**LISTED ENTRIES:**
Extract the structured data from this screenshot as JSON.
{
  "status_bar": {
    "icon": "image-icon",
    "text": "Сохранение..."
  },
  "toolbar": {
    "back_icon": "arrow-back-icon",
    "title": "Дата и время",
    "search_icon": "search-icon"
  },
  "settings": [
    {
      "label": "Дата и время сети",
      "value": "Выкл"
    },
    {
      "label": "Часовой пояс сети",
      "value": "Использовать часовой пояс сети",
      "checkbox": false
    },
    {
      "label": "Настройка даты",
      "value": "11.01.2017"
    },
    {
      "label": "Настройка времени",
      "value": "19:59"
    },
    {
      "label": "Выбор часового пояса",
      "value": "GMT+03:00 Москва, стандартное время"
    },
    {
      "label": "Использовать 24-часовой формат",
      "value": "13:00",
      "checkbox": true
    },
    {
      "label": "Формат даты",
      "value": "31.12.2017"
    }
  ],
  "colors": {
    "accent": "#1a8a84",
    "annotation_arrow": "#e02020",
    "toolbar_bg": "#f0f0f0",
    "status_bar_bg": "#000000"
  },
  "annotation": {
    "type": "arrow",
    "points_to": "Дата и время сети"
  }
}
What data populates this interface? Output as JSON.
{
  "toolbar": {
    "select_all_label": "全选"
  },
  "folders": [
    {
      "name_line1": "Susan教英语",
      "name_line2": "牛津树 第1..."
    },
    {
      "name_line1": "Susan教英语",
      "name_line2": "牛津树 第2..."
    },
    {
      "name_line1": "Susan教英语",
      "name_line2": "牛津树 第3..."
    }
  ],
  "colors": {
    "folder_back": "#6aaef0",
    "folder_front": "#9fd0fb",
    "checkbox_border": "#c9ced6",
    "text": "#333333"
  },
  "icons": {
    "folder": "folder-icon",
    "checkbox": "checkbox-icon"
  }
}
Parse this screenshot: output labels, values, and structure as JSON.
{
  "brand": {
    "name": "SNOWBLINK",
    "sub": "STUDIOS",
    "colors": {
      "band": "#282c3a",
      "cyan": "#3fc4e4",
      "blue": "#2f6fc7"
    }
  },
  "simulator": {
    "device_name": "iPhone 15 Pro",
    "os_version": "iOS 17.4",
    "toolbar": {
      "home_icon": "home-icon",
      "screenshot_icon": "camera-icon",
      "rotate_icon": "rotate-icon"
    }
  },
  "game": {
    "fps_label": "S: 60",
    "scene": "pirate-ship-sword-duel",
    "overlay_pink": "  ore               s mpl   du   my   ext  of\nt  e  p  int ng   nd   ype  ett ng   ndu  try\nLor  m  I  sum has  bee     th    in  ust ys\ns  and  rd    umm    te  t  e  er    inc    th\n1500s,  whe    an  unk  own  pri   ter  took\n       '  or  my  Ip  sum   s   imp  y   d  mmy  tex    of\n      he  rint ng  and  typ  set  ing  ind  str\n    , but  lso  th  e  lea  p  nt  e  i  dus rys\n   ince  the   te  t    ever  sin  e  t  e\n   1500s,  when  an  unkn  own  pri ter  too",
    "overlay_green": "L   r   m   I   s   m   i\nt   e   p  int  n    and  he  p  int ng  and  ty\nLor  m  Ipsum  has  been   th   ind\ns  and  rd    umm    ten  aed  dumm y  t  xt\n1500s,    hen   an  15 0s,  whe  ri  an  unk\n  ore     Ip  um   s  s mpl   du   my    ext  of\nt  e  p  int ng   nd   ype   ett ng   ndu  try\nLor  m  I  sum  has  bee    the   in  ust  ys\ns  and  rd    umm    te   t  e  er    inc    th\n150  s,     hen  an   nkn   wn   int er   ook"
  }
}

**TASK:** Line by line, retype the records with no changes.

**OUTPUT FOR THIS EXERCISE:**
Extract the structured data from this screenshot as JSON.
{
  "status_bar": {
    "icon": "image-icon",
    "text": "Сохранение..."
  },
  "toolbar": {
    "back_icon": "arrow-back-icon",
    "title": "Дата и время",
    "search_icon": "search-icon"
  },
  "settings": [
    {
      "label": "Дата и время сети",
      "value": "Выкл"
    },
    {
      "label": "Часовой пояс сети",
      "value": "Использовать часовой пояс сети",
      "checkbox": false
    },
    {
      "label": "Настройка даты",
      "value": "11.01.2017"
    },
    {
      "label": "Настройка времени",
      "value": "19:59"
    },
    {
      "label": "Выбор часового пояса",
      "value": "GMT+03:00 Москва, стандартное время"
    },
    {
      "label": "Использовать 24-часовой формат",
      "value": "13:00",
      "checkbox": true
    },
    {
      "label": "Формат даты",
      "value": "31.12.2017"
    }
  ],
  "colors": {
    "accent": "#1a8a84",
    "annotation_arrow": "#e02020",
    "toolbar_bg": "#f0f0f0",
    "status_bar_bg": "#000000"
  },
  "annotation": {
    "type": "arrow",
    "points_to": "Дата и время сети"
  }
}
What data populates this interface? Output as JSON.
{
  "toolbar": {
    "select_all_label": "全选"
  },
  "folders": [
    {
      "name_line1": "Susan教英语",
      "name_line2": "牛津树 第1..."
    },
    {
      "name_line1": "Susan教英语",
      "name_line2": "牛津树 第2..."
    },
    {
      "name_line1": "Susan教英语",
      "name_line2": "牛津树 第3..."
    }
  ],
  "colors": {
    "folder_back": "#6aaef0",
    "folder_front": "#9fd0fb",
    "checkbox_border": "#c9ced6",
    "text": "#333333"
  },
  "icons": {
    "folder": "folder-icon",
    "checkbox": "checkbox-icon"
  }
}
Parse this screenshot: output labels, values, and structure as JSON.
{
  "brand": {
    "name": "SNOWBLINK",
    "sub": "STUDIOS",
    "colors": {
      "band": "#282c3a",
      "cyan": "#3fc4e4",
      "blue": "#2f6fc7"
    }
  },
  "simulator": {
    "device_name": "iPhone 15 Pro",
    "os_version": "iOS 17.4",
    "toolbar": {
      "home_icon": "home-icon",
      "screenshot_icon": "camera-icon",
      "rotate_icon": "rotate-icon"
    }
  },
  "game": {
    "fps_label": "S: 60",
    "scene": "pirate-ship-sword-duel",
    "overlay_pink": "  ore               s mpl   du   my   ext  of\nt  e  p  int ng   nd   ype  ett ng   ndu  try\nLor  m  I  sum has  bee     th    in  ust ys\ns  and  rd    umm    te  t  e  er    inc    th\n1500s,  whe    an  unk  own  pri   ter  took\n       '  or  my  Ip  sum   s   imp  y   d  mmy  tex    of\n      he  rint ng  and  typ  set  ing  ind  str\n    , but  lso  th  e  lea  p  nt  e  i  dus rys\n   ince  the   te  t    ever  sin  e  t  e\n   1500s,  when  an  unkn  own  pri ter  too",
    "overlay_green": "L   r   m   I   s   m   i\nt   e   p  int  n    and  he  p  int ng  and  ty\nLor  m  Ipsum  has  been   th   ind\ns  and  rd    umm    ten  aed  dumm y  t  xt\n1500s,    hen   an  15 0s,  whe  ri  an  unk\n  ore     Ip  um   s  s mpl   du   my    ext  of\nt  e  p  int ng   nd   ype   ett ng   ndu  try\nLor  m  I  sum  has  bee    the   in  ust  ys\ns  and  rd    umm    te   t  e  er    inc    th\n150  s,     hen  an   nkn   wn   int er   ook"
  }
}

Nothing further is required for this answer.